Hindi cinema today has its set of glories. Current producers, directors and even stars have nevertheless grown up and nourished their creativity on yesteryear’s Hindi films. The likes of Raj Kapoor, Dilip Kumar, Bharat Bhushan and of course Dev Anand defined what cinema was to become and what a son, a husband, a lover and simply a man was all about. Likewise, Nargis, Madhubala or Nutan incarnated the ideal of feminity on the silver screen for generations.
In a renewed effort to bring back the glory days of Indian cinema in all its splendour to audiences today, ‘Hum Dono’ has been released in its colour (rangeen) version at multiplexes throughout the country and abroad.
Nearing my forties, it was definitely not difficult to convince me to watch this classic in the comfort of a multiplex. But what about convincing a friend in his twenties that this film would be a delight to watch at the cinema and sensibly a better option than waiting to watch it on DVD or on television? Would he accept following us forty year olds to the cinema for a film made in 1961 instead of watching a recent and more modernly commercial release such as ‘Patiala House’?
The challenge was on.
After doing a bit of convincing work, the gentleman accepts to follow us ladies to the multiplex. Dev Anand is indeed a legend too. Chalo, theek hai. Let’s watch ‘Hum Dono’.
We take a seat at the cinema. The room goes dark…
Watching Sadhana appear before Dev Anand in full beauty and colour on a multiplex screen is incomparable to anything I had experienced before in Indian cinema. The sole starting sequence with two lovers going for a proverbial walk in the forest beside a stream, while “Abhi na jao chhod kar ke dil abhi bhara nahin...” fills the room with the impeccable remastered voices of Mohd. Rafi and Asha Bhosle is so magnificent it sweetly hurts.

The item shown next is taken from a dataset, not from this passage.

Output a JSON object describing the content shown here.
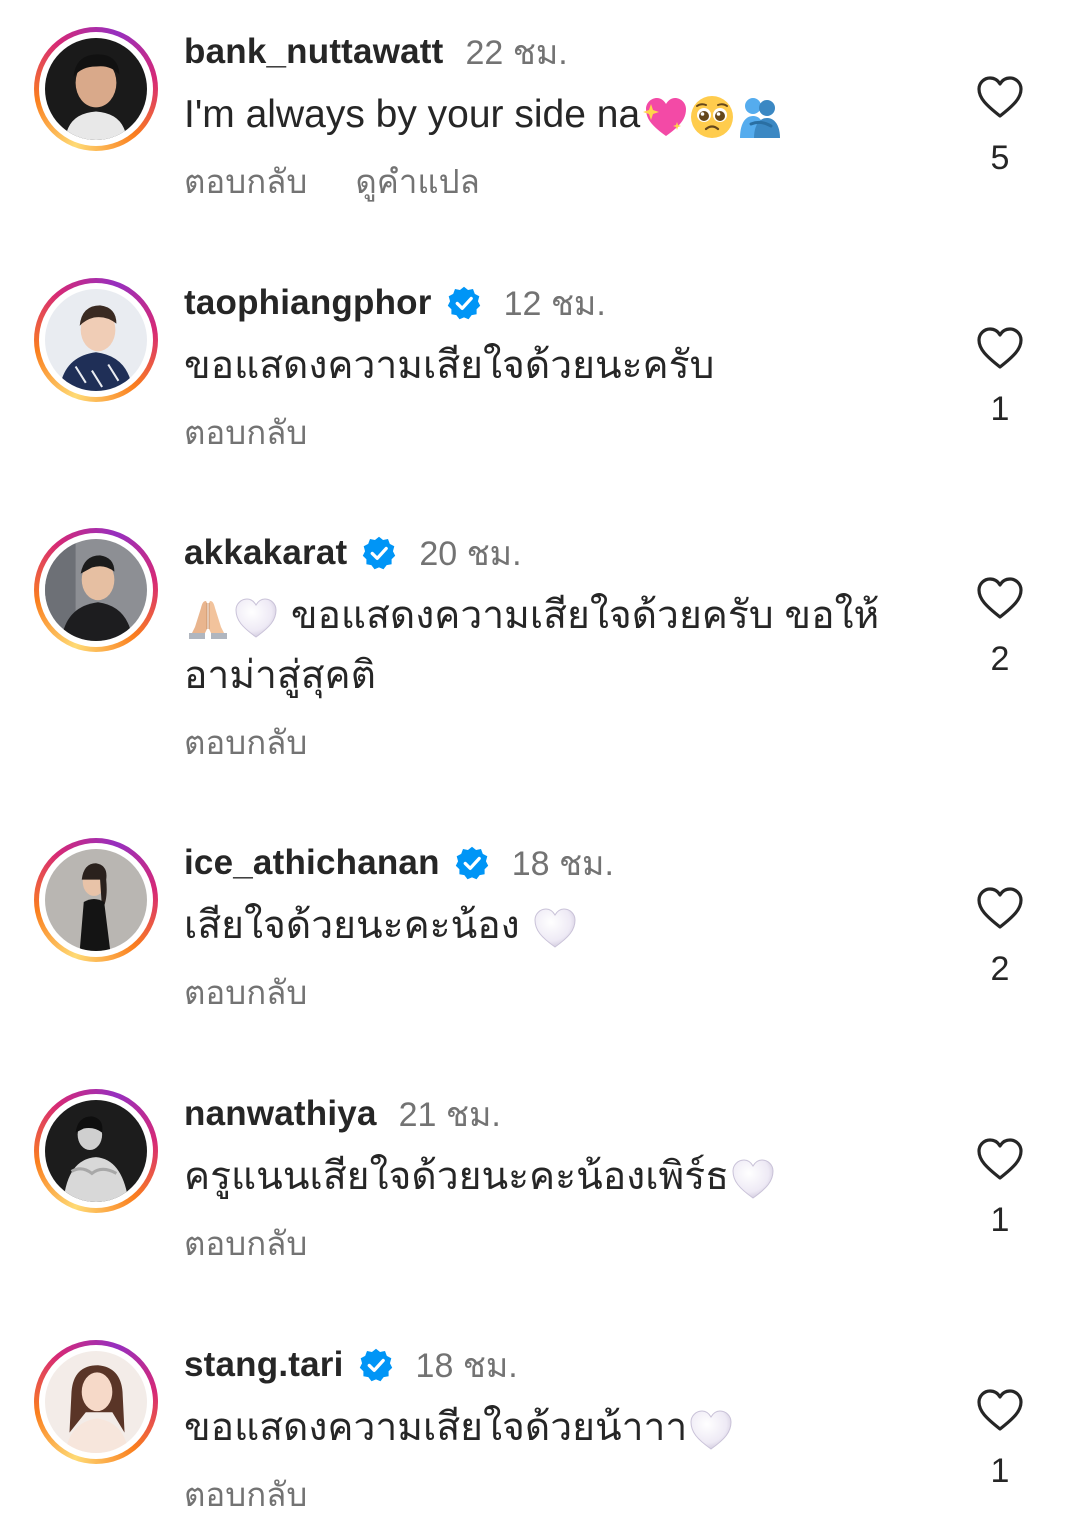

I immediately realise why these films are called golden and as I turn to observe my younger friend in the minutes that follow, I can see that the 62 year old Nav Ketan experience has also captured him.
A war saga at its base, the film spans a wide range of values and emotions: from loyalty to trust, from integrity to motherly love, Vijay Anand’s story pulls at you, tugs at you, moves you and takes you through a fantasy that feels so true it feels like you can touch the past. Dev Anand in two different roles showcases a genuine command of his style and craft in one of his most memorable films. Seeing him come to life with the different voice, mannerisms , hairstyle and even eye-spark of his two avatars is an experience in itself while the beauty and subtle poignancy of both heroines skillfully surpasses many a performance by today’s highest rated screen beauties.
Cinematography and editing belong to a universal school, where cuts were classic and had a tightness to them that seems refreshing even today. Symbolism is also used in a traditional manner by going into detail in the way a quality theatre play would be managed. The story’s atmosphere may be conveyed for example with the progressively higher-pitched singing of a bird when husband and wife are playfully daring each other while crows immediately start cawing before a husband announces that he has been called to war.
One of the film’s evident highlights is Jai Dev’s music score, which shines and gleams through the speakers of the multiplex. Evergreen songs such as 'Allah tero naam' or 'Main zindagi ka saath nibhata chala gaya' heighten the magical and enduring charm of the film to the point that one has the impression of attending a high quality opera performance or a live moonlight sonata. The chords and voices are an effortless and refreshing walk in the clouds while lyrics requesting the end of war include pleas for the well-being of soldiers and their families irrespective of their nationality.
I know, as I listen and am transported by the film, that what defines golden cinema is its immortal character. Once we exit the cinema there is only one thing to do: head to the streets under the light of a red moon singing “Abhi na jao…” with my friends, age gaps forever erased. Isn’t that what immortality is all about? I had a brush with it yesterday at the multiplex indeed. Unforgettable is a word that lingers on.